Happy Lending – Interest rates cap Law on bank lending should be maintained
You know things are tough when a Central Bank governor comes out to talk about the economy. That’s what it felt like when Central Bank of Kenya’s Dr Patrick Njoroge came out to defend the economy against politics last week.
However, what caught the ears of many was his comments on the interest rates capping law. This legislation, popular as it is among Kenyan borrowers, has certainly been a nightmare for lenders, shaving off Sh26 billion from their earnings.
Many of the banks have blamed drop in their earnings on the law. Parliament passed the law late last year, meaning it can only be repealed by Members of Parliament. The Banking (Amendment) Act, 2016, which came into force on September 14, last year, caps loan charges at four percentage points above the Central Bank Rate (CBR) and requires lenders to pay interest of at least 70 per cent of the rate on term deposits.
With the CBR at 10 per cent, the highest a bank can charge on loans is 14 per cent.
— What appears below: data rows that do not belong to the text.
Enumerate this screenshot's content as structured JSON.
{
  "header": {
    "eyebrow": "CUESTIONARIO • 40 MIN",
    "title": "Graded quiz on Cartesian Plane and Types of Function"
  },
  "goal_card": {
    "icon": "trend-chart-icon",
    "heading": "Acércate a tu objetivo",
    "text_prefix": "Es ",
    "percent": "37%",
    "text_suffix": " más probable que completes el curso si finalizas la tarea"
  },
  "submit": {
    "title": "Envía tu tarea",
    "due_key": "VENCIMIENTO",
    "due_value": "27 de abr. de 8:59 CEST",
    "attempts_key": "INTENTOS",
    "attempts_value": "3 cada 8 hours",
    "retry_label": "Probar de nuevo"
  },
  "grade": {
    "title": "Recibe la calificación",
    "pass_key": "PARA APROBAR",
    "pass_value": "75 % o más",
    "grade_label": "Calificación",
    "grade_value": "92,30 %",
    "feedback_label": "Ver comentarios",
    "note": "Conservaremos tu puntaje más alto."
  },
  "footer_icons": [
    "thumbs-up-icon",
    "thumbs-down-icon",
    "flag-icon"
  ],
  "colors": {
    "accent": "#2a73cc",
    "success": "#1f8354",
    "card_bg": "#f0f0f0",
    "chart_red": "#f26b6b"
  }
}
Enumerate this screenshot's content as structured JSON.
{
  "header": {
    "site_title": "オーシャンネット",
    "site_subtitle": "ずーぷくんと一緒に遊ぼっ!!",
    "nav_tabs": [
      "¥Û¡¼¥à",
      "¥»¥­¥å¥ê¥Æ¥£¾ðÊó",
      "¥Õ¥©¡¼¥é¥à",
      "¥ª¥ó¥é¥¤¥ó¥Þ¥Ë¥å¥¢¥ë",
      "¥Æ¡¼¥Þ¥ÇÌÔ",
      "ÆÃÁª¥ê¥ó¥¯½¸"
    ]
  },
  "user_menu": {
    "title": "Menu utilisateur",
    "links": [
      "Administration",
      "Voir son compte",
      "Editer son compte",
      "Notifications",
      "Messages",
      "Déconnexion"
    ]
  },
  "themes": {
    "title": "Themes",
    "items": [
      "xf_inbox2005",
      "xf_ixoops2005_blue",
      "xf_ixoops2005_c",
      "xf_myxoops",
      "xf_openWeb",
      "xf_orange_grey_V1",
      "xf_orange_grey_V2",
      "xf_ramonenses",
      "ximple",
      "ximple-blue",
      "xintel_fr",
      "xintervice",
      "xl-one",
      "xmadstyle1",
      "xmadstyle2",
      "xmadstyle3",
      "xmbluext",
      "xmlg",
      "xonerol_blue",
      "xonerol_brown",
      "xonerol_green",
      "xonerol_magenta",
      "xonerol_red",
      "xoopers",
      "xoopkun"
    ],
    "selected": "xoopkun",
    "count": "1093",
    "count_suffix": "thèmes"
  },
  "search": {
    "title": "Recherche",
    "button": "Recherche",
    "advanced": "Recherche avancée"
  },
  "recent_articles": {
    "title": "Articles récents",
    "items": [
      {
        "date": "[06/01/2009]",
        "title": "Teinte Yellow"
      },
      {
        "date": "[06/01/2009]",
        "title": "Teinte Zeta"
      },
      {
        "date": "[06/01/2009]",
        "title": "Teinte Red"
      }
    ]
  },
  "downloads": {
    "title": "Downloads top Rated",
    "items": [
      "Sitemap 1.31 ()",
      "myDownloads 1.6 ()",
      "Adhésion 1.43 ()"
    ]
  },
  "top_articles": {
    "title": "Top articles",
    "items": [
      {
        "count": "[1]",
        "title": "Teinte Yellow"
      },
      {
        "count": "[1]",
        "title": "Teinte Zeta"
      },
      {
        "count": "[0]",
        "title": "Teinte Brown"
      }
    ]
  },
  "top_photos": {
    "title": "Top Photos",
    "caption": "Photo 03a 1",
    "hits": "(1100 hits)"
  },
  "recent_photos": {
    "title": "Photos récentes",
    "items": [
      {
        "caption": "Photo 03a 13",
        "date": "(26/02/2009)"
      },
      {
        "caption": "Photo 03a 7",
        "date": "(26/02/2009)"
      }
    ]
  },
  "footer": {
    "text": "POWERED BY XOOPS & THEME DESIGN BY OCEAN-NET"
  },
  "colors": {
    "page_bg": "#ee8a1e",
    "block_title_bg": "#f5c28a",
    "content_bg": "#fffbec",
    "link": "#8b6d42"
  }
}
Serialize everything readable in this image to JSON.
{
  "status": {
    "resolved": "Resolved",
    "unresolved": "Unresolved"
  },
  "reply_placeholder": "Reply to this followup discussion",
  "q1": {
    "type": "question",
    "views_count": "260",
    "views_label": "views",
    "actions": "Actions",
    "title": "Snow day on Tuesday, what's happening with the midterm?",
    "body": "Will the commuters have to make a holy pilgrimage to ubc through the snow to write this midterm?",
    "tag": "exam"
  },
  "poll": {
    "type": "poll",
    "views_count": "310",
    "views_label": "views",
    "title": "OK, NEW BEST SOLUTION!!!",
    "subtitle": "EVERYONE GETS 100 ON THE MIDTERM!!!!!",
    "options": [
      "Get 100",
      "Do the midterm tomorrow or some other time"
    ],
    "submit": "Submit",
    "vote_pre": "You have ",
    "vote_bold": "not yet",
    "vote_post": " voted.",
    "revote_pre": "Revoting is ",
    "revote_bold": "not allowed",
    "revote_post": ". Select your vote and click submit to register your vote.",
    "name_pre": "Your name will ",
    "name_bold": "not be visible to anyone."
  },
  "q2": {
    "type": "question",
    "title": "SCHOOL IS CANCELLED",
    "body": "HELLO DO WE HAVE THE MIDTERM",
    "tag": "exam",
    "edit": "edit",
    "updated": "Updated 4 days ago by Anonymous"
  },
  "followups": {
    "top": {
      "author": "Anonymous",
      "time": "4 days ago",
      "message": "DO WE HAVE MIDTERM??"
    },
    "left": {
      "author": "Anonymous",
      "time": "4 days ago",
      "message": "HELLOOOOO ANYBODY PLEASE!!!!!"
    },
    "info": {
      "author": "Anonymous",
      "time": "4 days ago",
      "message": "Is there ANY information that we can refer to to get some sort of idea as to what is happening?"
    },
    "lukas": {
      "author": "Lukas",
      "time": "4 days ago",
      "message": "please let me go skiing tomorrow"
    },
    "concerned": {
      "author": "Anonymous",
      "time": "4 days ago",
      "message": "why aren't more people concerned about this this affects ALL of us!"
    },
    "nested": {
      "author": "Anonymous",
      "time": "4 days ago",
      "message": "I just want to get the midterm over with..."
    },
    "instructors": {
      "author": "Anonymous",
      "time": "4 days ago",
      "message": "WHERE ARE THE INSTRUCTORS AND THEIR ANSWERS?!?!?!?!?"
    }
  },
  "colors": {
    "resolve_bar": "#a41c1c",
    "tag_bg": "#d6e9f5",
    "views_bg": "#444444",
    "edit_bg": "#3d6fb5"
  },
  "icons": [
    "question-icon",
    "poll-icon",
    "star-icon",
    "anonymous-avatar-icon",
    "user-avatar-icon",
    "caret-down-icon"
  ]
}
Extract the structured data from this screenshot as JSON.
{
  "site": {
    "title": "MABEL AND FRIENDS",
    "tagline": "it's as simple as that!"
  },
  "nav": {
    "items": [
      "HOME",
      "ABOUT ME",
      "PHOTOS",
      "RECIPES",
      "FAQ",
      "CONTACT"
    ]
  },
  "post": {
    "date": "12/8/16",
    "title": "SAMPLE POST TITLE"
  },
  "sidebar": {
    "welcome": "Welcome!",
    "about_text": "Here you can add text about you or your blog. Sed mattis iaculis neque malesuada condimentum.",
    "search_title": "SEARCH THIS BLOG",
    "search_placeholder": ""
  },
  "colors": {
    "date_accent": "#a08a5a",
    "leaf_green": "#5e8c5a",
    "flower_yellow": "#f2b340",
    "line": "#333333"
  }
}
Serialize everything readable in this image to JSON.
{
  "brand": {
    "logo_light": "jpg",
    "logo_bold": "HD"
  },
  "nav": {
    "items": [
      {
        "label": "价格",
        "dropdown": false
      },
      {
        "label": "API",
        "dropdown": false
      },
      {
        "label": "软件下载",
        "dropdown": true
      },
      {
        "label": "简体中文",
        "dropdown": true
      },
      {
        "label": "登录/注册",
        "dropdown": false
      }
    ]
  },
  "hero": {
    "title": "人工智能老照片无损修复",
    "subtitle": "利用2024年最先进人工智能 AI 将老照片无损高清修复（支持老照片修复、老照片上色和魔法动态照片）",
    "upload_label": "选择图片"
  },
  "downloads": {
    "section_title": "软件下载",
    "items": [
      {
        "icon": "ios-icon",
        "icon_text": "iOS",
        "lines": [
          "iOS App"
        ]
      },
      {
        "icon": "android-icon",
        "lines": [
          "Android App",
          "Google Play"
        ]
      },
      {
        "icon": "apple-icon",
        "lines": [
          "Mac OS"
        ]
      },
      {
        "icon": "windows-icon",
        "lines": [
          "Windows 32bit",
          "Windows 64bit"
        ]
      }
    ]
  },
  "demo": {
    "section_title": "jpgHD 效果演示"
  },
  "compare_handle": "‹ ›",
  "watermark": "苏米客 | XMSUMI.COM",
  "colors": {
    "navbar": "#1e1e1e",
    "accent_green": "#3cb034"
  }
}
This has been a major relief for borrowers, especially individuals and small and medium size businesses that rely on credit and who believe they have been ripped off by commercial banks for many years.
By global standards, the current rate is still very high for an economy aspiring for middle-income status. In any case, the economy needs even lower rates to encourage uptake of more loans, which would stimulate consumption and business growth.
This will in turn lead to higher revenues for companies, which would employ more people and pay even higher salaries. At the end, the economy gets a major boost and even the taxman will be left smiling all the way to the very banks.
While it is understood that lower rates are hurting banks, and in turn slowing the economy, it should not be forgotten that these institutions love higher interest rates as a source of easy income.
Since the law came into force, the banks have made credit harder to come by for a number of people, possibly with an aim to create a negative impact that would force a repeal. If commercial banks did their due diligence well and lent more, their numbers would grow and interest income would increase eventually.
CBK should give these institutions more time to device ways to survive and make profits under a low-interest regime, as it happens it other markets, instead of offering them the easy way out.
The law was enacted because banks refused to respect signals from CBK. A drop in the benchmark rate would never even register a bleep on interest rates radar.
Repealing the law would be getting the economy a step backwards. Njoroge should not yield to what is clearly blackmail by the banking industry.
Source: People Daily